Task description -
An exact copy of the entries is needed, with every line included.

Recorded information -

'''

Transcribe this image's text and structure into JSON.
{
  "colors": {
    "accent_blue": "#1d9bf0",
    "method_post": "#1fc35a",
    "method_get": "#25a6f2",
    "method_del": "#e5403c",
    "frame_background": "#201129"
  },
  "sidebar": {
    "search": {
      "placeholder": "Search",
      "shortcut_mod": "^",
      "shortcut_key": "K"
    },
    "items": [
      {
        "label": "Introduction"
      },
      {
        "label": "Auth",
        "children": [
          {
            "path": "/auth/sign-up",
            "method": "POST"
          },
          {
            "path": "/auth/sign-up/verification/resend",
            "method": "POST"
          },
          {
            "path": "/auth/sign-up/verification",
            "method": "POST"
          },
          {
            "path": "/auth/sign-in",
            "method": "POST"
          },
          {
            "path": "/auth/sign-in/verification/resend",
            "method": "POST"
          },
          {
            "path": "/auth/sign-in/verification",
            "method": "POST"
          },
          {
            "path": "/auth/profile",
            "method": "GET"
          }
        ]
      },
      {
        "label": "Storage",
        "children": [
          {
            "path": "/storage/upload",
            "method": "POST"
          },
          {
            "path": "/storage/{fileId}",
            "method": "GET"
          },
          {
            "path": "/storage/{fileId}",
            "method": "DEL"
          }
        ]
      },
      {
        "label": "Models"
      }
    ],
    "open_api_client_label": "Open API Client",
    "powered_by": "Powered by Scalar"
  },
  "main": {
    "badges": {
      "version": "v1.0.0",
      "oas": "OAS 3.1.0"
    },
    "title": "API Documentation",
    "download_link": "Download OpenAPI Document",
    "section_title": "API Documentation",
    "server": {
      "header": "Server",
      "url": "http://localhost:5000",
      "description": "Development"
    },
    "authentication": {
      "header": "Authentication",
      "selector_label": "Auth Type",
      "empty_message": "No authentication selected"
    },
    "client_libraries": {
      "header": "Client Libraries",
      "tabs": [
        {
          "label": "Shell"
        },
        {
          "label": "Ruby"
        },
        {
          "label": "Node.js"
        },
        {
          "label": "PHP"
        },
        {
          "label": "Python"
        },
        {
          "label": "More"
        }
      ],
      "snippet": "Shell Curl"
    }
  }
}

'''

Solution for this problem -
Transcribe this image's text and structure into JSON.
{
  "colors": {
    "accent_blue": "#1d9bf0",
    "method_post": "#1fc35a",
    "method_get": "#25a6f2",
    "method_del": "#e5403c",
    "frame_background": "#201129"
  },
  "sidebar": {
    "search": {
      "placeholder": "Search",
      "shortcut_mod": "^",
      "shortcut_key": "K"
    },
    "items": [
      {
        "label": "Introduction"
      },
      {
        "label": "Auth",
        "children": [
          {
            "path": "/auth/sign-up",
            "method": "POST"
          },
          {
            "path": "/auth/sign-up/verification/resend",
            "method": "POST"
          },
          {
            "path": "/auth/sign-up/verification",
            "method": "POST"
          },
          {
            "path": "/auth/sign-in",
            "method": "POST"
          },
          {
            "path": "/auth/sign-in/verification/resend",
            "method": "POST"
          },
          {
            "path": "/auth/sign-in/verification",
            "method": "POST"
          },
          {
            "path": "/auth/profile",
            "method": "GET"
          }
        ]
      },
      {
        "label": "Storage",
        "children": [
          {
            "path": "/storage/upload",
            "method": "POST"
          },
          {
            "path": "/storage/{fileId}",
            "method": "GET"
          },
          {
            "path": "/storage/{fileId}",
            "method": "DEL"
          }
        ]
      },
      {
        "label": "Models"
      }
    ],
    "open_api_client_label": "Open API Client",
    "powered_by": "Powered by Scalar"
  },
  "main": {
    "badges": {
      "version": "v1.0.0",
      "oas": "OAS 3.1.0"
    },
    "title": "API Documentation",
    "download_link": "Download OpenAPI Document",
    "section_title": "API Documentation",
    "server": {
      "header": "Server",
      "url": "http://localhost:5000",
      "description": "Development"
    },
    "authentication": {
      "header": "Authentication",
      "selector_label": "Auth Type",
      "empty_message": "No authentication selected"
    },
    "client_libraries": {
      "header": "Client Libraries",
      "tabs": [
        {
          "label": "Shell"
        },
        {
          "label": "Ruby"
        },
        {
          "label": "Node.js"
        },
        {
          "label": "PHP"
        },
        {
          "label": "Python"
        },
        {
          "label": "More"
        }
      ],
      "snippet": "Shell Curl"
    }
  }
}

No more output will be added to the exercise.